Start of Provided information

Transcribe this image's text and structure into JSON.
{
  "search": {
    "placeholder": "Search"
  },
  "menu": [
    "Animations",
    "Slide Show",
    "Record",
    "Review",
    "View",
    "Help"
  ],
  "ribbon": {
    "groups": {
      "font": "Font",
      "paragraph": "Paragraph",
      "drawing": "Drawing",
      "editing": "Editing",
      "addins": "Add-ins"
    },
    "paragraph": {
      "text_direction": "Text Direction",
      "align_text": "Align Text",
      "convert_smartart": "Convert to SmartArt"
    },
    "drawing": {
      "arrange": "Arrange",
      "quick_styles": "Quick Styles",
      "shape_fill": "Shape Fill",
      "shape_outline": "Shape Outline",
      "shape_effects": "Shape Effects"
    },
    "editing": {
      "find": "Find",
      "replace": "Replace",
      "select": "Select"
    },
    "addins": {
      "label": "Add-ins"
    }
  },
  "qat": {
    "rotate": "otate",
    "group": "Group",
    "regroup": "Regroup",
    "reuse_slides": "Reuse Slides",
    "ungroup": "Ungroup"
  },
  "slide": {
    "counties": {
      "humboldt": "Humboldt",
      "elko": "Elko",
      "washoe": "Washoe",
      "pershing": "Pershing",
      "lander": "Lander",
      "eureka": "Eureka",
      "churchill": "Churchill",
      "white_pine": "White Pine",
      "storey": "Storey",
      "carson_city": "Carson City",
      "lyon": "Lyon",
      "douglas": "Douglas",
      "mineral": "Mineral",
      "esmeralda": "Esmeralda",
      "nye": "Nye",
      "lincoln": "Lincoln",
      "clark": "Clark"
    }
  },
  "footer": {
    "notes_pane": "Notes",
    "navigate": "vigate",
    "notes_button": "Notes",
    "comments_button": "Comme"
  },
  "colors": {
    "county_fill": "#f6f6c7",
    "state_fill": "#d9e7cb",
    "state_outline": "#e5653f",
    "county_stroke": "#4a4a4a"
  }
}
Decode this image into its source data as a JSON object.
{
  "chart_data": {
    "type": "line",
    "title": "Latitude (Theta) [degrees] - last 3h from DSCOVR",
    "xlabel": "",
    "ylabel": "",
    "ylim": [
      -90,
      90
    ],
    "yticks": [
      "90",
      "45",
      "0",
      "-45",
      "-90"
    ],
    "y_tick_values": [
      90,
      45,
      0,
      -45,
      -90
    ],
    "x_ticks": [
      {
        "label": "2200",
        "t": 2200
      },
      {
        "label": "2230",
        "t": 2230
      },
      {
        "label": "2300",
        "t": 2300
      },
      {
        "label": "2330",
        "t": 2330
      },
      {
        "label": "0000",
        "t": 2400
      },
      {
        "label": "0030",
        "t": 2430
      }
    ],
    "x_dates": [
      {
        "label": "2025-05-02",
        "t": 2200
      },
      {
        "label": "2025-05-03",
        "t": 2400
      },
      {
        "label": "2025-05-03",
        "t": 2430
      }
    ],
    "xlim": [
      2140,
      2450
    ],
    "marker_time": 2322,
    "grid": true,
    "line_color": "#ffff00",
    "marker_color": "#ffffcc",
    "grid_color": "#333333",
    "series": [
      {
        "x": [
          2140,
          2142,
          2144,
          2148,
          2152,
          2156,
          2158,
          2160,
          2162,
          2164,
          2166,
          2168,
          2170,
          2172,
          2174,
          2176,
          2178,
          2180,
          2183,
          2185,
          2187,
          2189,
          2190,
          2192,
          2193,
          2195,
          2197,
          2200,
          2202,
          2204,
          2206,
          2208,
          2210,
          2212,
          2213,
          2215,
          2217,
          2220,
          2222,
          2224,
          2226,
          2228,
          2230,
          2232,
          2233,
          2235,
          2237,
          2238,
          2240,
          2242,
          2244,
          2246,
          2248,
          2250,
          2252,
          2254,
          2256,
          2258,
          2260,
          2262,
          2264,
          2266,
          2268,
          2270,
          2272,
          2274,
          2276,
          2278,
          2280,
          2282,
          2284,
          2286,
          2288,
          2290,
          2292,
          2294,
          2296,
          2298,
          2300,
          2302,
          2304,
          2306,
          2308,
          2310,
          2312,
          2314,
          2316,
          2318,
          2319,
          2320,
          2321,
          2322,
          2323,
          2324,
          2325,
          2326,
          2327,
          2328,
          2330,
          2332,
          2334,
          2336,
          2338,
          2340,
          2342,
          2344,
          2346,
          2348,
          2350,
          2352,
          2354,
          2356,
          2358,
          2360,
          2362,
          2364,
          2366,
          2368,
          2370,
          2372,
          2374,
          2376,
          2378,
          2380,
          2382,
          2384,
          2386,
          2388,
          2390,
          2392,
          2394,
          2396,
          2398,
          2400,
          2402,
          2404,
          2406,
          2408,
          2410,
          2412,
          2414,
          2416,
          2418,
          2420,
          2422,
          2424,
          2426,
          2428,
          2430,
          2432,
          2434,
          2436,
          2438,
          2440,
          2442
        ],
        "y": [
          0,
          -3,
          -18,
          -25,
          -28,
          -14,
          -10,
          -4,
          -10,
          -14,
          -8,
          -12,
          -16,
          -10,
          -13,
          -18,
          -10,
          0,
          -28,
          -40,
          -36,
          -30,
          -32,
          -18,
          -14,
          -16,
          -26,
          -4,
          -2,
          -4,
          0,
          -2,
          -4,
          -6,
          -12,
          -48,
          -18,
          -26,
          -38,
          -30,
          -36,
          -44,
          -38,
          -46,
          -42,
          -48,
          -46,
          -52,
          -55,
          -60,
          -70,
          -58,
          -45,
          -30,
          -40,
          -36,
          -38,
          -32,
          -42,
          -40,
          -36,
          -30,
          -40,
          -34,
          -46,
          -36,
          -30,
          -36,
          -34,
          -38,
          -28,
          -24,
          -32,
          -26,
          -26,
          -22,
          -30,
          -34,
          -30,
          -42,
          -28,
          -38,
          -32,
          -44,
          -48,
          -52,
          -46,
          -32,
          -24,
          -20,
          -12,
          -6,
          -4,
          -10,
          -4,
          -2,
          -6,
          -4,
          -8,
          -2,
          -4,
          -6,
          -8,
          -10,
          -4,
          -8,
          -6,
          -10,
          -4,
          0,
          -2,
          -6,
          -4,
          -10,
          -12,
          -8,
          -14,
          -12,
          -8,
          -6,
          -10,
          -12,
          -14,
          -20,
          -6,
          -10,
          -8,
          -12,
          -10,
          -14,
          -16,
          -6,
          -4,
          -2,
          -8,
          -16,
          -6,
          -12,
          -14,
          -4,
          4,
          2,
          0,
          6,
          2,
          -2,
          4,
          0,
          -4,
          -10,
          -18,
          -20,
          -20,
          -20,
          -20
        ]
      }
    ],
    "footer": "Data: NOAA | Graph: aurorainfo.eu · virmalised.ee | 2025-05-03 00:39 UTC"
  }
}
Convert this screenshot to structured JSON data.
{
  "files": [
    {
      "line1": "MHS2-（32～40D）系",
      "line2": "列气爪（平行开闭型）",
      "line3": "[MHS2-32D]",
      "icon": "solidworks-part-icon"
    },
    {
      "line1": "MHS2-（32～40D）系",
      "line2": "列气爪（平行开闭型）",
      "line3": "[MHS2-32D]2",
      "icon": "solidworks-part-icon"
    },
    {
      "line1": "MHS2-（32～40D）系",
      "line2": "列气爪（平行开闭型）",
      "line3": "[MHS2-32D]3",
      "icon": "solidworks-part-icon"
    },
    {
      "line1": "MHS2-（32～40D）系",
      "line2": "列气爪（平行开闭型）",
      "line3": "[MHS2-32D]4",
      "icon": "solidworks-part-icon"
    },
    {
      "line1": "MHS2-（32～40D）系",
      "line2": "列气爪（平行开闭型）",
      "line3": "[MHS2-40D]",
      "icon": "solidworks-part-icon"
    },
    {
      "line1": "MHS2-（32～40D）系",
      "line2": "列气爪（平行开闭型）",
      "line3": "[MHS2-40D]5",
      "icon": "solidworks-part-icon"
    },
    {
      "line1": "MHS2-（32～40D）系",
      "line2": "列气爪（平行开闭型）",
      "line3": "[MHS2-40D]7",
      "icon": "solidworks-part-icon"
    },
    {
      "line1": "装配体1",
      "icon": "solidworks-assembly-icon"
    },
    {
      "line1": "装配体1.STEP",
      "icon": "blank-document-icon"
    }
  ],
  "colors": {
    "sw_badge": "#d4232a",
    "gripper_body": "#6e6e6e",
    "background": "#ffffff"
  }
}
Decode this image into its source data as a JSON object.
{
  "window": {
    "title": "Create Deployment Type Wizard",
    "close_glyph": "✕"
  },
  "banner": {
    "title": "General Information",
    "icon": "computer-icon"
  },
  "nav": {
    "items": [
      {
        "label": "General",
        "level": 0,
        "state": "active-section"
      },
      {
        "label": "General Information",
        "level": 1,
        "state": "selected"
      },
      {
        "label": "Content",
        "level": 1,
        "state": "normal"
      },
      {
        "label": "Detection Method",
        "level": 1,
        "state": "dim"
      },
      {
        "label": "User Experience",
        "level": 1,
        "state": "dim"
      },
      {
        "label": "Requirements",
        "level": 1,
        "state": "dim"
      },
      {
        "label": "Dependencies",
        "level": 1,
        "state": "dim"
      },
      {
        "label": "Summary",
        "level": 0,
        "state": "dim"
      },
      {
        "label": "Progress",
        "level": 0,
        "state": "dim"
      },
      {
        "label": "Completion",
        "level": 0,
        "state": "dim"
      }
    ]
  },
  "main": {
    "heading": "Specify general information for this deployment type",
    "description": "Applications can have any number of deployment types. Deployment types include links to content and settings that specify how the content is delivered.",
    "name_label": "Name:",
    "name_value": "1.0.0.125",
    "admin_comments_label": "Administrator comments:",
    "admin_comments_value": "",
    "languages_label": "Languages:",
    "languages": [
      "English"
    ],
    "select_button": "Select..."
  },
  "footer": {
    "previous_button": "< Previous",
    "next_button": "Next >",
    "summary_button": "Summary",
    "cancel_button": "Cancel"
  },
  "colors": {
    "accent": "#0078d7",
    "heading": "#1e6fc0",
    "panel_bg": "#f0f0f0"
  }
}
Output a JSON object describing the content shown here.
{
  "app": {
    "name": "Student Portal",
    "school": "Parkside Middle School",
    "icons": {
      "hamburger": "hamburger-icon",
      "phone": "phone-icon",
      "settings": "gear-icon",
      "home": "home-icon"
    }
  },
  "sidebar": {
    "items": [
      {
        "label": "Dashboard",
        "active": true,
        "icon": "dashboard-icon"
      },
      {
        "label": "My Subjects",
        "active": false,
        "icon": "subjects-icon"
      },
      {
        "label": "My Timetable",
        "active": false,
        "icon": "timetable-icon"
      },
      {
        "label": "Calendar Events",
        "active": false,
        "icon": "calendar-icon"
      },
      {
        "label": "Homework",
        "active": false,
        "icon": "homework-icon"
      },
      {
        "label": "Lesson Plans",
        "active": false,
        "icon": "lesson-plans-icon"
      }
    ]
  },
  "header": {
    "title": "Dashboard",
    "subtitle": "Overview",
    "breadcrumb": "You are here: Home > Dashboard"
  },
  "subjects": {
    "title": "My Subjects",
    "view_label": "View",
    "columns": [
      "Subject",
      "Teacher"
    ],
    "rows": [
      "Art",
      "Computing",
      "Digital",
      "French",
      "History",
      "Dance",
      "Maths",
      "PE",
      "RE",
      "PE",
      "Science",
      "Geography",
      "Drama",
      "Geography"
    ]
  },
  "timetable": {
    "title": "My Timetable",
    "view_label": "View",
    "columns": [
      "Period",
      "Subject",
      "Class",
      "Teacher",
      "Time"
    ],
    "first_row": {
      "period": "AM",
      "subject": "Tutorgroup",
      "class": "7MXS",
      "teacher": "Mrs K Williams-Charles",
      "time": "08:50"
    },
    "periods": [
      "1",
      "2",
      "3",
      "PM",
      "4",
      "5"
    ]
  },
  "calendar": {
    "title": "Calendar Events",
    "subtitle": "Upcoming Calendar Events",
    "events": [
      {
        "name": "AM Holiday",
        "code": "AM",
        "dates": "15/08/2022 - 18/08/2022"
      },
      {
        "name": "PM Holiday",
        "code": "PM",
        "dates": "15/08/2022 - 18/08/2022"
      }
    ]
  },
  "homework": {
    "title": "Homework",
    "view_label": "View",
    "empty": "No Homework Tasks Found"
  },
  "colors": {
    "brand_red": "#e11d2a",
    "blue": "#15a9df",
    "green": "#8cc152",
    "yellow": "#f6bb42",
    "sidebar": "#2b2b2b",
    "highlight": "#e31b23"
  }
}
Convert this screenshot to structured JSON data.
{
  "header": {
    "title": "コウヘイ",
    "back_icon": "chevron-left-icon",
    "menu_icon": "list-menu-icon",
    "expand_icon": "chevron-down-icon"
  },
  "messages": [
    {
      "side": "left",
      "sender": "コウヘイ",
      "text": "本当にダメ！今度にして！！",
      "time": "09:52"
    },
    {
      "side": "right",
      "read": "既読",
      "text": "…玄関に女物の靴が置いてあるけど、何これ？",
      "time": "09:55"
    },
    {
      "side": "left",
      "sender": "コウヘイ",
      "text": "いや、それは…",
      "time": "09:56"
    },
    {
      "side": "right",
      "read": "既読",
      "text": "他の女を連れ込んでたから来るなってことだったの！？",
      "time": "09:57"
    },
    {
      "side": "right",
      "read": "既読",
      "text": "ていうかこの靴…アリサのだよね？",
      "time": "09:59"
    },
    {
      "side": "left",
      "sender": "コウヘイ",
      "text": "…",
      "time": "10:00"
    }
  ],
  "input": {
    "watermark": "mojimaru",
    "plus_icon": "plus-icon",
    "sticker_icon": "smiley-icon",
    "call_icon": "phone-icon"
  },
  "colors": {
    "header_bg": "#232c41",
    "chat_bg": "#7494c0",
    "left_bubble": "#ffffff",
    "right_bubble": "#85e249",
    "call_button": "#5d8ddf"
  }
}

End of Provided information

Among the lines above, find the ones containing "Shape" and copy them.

* _Completed exercise_:
      "shape_fill": "Shape Fill",
      "shape_outline": "Shape Outline",
      "shape_effects": "Shape Effects"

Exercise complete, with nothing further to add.